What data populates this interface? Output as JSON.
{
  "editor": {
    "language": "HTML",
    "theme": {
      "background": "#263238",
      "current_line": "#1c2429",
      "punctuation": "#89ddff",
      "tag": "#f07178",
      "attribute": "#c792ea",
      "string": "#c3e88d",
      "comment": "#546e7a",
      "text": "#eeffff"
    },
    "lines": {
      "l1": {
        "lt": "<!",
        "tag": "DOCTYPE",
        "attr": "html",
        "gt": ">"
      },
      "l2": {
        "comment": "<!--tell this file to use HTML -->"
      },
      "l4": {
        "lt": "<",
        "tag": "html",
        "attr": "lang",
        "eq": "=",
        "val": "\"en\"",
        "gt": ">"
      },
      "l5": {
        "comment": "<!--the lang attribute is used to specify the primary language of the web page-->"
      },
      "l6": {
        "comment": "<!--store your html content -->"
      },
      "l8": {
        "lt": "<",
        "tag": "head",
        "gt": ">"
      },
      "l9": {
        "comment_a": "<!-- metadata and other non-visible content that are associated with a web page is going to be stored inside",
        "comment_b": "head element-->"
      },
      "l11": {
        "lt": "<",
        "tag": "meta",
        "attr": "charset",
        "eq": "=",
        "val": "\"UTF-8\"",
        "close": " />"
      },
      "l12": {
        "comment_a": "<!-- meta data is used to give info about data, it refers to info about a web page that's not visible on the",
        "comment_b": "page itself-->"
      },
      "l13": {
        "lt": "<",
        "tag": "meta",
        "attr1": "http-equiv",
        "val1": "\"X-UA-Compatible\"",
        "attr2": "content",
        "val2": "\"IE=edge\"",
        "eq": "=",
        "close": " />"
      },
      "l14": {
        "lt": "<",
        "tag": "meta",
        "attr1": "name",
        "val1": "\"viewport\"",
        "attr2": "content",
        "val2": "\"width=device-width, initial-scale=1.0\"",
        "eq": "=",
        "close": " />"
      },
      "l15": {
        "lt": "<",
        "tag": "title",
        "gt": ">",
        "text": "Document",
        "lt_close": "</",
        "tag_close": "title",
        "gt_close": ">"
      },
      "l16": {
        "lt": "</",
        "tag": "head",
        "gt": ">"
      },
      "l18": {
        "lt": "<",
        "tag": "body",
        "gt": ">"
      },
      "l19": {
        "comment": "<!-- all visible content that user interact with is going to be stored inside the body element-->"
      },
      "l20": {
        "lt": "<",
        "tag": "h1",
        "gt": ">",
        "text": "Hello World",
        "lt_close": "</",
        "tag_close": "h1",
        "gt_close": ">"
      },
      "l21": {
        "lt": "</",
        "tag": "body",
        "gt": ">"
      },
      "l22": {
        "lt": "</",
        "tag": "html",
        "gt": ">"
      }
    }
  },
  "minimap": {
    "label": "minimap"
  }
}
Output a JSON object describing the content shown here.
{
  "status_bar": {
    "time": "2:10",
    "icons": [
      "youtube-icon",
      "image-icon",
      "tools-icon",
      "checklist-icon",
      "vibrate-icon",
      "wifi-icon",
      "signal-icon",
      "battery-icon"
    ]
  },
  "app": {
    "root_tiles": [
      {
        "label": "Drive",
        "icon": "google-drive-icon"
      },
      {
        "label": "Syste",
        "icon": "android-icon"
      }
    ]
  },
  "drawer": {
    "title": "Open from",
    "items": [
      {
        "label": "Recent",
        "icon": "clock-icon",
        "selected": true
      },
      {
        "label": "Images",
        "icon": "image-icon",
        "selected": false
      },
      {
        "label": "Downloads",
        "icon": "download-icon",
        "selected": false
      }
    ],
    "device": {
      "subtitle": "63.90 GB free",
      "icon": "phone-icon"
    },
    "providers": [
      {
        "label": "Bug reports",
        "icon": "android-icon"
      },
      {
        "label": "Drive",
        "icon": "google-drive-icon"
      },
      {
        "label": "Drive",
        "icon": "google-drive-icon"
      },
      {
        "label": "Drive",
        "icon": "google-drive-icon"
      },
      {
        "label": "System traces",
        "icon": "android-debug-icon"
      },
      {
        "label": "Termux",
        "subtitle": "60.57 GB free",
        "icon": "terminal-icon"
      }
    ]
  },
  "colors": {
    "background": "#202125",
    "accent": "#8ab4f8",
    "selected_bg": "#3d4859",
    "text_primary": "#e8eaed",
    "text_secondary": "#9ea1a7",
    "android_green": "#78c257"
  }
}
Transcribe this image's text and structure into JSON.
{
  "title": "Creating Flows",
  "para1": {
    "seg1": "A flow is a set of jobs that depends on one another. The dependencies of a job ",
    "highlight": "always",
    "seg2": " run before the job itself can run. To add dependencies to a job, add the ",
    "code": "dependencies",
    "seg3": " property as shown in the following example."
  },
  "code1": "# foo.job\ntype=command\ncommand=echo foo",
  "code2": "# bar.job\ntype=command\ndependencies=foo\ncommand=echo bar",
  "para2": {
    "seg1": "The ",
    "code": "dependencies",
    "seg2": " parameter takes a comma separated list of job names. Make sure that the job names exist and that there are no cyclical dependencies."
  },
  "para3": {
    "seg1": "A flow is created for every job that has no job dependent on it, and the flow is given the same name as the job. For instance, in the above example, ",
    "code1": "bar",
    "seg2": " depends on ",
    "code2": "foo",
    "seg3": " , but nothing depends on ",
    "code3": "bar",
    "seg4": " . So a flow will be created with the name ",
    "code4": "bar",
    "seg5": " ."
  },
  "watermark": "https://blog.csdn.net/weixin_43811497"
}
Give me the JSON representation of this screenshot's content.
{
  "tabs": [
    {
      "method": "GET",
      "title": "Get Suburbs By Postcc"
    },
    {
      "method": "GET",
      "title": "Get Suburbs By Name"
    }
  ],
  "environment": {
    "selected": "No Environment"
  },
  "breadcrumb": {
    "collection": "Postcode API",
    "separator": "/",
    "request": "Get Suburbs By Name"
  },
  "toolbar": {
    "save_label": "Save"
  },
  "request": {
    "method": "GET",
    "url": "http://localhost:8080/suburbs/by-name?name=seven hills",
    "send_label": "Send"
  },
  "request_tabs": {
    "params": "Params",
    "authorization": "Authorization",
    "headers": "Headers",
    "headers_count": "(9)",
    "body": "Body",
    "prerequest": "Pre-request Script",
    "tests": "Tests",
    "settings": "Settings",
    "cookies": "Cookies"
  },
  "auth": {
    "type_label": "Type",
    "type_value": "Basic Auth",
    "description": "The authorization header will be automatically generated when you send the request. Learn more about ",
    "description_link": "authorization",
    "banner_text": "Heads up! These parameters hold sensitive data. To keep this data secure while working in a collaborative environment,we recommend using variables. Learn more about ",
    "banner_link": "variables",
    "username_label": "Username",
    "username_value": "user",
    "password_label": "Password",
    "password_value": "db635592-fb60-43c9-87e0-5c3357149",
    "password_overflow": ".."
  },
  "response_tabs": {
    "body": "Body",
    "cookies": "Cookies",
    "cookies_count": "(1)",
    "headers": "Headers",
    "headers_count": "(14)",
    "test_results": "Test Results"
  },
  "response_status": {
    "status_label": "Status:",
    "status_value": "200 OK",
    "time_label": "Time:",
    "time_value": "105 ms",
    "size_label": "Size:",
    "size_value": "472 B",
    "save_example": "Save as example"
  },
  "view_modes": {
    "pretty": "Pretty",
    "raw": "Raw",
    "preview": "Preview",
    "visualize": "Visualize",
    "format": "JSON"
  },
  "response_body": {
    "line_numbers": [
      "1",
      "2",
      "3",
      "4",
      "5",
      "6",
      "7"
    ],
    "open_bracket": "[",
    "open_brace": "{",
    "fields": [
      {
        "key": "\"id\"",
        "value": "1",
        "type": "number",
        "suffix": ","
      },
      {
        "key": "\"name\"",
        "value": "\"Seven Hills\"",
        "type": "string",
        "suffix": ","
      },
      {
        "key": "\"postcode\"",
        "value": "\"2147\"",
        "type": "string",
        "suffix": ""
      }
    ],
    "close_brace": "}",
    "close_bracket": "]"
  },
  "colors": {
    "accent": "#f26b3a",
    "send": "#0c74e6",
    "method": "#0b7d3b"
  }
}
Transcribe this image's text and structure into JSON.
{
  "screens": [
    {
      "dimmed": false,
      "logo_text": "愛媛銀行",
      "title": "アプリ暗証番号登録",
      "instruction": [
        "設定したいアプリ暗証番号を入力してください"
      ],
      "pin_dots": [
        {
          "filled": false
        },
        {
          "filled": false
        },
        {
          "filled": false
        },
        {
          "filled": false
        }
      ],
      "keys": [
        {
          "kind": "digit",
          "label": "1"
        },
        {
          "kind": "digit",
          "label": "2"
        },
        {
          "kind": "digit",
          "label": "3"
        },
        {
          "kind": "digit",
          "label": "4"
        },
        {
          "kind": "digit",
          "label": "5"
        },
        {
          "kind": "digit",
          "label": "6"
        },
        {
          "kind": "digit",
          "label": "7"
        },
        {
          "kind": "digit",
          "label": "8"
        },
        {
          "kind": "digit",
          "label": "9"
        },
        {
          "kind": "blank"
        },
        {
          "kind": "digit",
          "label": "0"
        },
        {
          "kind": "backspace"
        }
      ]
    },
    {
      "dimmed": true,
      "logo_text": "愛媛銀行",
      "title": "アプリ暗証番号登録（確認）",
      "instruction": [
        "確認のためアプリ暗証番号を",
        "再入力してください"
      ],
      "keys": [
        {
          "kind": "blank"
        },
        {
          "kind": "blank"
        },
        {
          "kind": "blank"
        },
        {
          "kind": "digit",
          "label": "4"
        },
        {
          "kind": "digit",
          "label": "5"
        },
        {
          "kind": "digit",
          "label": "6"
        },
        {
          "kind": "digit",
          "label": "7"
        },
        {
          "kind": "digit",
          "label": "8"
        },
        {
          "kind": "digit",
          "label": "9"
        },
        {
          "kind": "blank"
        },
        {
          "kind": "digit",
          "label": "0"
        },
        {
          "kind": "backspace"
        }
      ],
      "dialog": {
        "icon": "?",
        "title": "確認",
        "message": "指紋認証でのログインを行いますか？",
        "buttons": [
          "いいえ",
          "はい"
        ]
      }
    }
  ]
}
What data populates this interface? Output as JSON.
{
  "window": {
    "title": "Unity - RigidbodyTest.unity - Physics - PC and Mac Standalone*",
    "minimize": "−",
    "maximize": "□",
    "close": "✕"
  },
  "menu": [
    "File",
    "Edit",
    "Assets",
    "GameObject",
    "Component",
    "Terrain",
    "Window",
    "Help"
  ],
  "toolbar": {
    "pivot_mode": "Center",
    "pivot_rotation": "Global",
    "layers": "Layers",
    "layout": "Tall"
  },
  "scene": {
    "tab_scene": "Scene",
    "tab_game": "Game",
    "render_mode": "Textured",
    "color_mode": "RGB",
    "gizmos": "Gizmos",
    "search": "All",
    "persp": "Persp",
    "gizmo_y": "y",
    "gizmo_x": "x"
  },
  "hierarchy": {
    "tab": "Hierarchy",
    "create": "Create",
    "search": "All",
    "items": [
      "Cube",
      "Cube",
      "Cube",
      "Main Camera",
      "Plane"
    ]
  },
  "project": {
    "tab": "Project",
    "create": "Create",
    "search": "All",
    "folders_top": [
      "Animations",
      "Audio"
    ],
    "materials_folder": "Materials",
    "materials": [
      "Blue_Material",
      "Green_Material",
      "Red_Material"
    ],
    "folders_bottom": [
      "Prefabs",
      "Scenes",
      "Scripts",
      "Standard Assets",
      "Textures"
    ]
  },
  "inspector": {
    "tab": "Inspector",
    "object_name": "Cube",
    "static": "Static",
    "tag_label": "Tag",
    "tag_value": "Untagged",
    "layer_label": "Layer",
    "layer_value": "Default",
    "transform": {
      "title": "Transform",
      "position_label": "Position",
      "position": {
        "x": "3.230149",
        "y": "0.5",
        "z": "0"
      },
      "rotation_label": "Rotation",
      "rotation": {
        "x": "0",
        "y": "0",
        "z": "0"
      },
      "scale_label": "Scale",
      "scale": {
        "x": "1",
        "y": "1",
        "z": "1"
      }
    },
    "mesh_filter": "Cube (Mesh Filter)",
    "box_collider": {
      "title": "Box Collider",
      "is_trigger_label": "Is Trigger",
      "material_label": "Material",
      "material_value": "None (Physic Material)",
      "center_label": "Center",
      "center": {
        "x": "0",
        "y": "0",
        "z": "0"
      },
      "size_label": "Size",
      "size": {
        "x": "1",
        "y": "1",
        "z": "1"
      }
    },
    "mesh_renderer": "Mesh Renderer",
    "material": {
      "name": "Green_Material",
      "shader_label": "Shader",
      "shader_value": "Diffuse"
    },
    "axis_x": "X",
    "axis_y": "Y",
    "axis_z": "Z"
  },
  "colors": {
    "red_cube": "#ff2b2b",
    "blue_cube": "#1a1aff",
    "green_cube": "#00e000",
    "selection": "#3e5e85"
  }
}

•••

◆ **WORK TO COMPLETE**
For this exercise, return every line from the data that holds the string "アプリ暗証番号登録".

◆ **RESPONSE BELOW**
      "title": "アプリ暗証番号登録",
      "title": "アプリ暗証番号登録（確認）",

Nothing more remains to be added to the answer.